them either. The truth is that Elenin has received much more attention than it deserves
due to a variety of Internet postings that are untrue. The information NASA has on
Elenin is readily available on the Internet. (See
) If this comet were any
danger to anyone, you would certainly know about it. For more information, visit
NASA's AsteroidWatch site at www.jpl.nasa.gov...
I've heard NASA has observed Elenin many times more than other comets. Is this
true, and is NASA playing this comet down?
NASA regularly detects, tracks and characterizes asteroids and comets passing
relatively close to Earth using both ground- and space-based telescopes. The Near-
Earth Object Observations Program, commonly called "Spaceguard," discovers these
objects, characterizes a subset of them and predicts their paths to determine if any
could be potentially hazardous to our planet. For more information, visit the NASA-JPL
Near Earth objects site at neo.jpl.nasa.gov...
However, neither NASA nor JPL is in the business of actively observing Elenin or any
other comet. Most of the posted observations are made by amateur astronomers
around the world. Since Elenin has had so much publicity, it naturally has attracted
I was looking at the orbital diagram of Comet Elenin on the JPL website, and I was
wondering why the orbit shows some angles when zooming? If you pick any
other comet, you can see that there are no angles or bends.
Many people are trying to plot the orbit of the comet with the routine on the JPL
website, without realizing that this is just a simple visualization tool. While the tool has
been recently improved to show smoother trajectories near the sun, it is not a scientific
program to generate an accurate orbit. Yeomans explains that the orbit plotter on the
Near-Earth Object website is not meant to accurately depict the true motion of objects
over long time intervals, nor is it accurate during close planetary encounters. For more
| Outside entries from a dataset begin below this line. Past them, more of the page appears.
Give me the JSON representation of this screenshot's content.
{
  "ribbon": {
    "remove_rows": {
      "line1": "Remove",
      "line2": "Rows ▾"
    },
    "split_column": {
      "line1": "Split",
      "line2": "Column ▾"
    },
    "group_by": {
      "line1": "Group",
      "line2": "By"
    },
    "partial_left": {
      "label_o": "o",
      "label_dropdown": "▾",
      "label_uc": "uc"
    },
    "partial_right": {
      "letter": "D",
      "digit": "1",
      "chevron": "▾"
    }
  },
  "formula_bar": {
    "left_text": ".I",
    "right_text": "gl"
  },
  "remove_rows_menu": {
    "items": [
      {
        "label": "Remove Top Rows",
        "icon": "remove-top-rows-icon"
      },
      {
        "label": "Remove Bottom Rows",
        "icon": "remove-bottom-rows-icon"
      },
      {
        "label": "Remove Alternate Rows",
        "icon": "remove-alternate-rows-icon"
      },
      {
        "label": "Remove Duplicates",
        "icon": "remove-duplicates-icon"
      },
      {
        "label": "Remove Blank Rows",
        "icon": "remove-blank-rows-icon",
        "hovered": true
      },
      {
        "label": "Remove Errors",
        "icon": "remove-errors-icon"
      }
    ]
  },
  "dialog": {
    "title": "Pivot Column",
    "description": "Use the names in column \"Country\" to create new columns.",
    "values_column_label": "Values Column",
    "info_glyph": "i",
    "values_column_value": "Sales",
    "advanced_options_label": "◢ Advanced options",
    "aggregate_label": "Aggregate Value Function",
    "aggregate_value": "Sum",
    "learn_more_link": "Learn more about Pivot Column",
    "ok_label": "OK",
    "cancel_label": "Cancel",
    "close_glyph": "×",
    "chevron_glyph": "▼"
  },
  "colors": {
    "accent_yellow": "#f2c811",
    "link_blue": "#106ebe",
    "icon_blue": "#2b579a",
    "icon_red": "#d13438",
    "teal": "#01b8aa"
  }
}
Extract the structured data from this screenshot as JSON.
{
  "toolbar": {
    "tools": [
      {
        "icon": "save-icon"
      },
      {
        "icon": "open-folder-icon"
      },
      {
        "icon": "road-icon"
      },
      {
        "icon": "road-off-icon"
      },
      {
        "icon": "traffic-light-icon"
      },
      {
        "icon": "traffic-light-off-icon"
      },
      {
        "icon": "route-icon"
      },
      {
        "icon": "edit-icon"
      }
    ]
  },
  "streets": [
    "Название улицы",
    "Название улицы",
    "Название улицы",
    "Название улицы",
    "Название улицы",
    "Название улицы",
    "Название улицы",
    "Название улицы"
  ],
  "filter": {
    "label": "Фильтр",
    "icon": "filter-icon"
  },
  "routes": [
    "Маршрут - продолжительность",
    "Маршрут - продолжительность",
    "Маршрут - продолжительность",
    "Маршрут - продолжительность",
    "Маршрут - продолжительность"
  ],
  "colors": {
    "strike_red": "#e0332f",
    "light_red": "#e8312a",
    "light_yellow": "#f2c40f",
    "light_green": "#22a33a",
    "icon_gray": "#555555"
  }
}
accurate long-term plotting, Yeomans suggests using the JPL Horizons system
DC Agle 818-393-9011
Jet Propulsion Laboratory, Pasadena, Calif.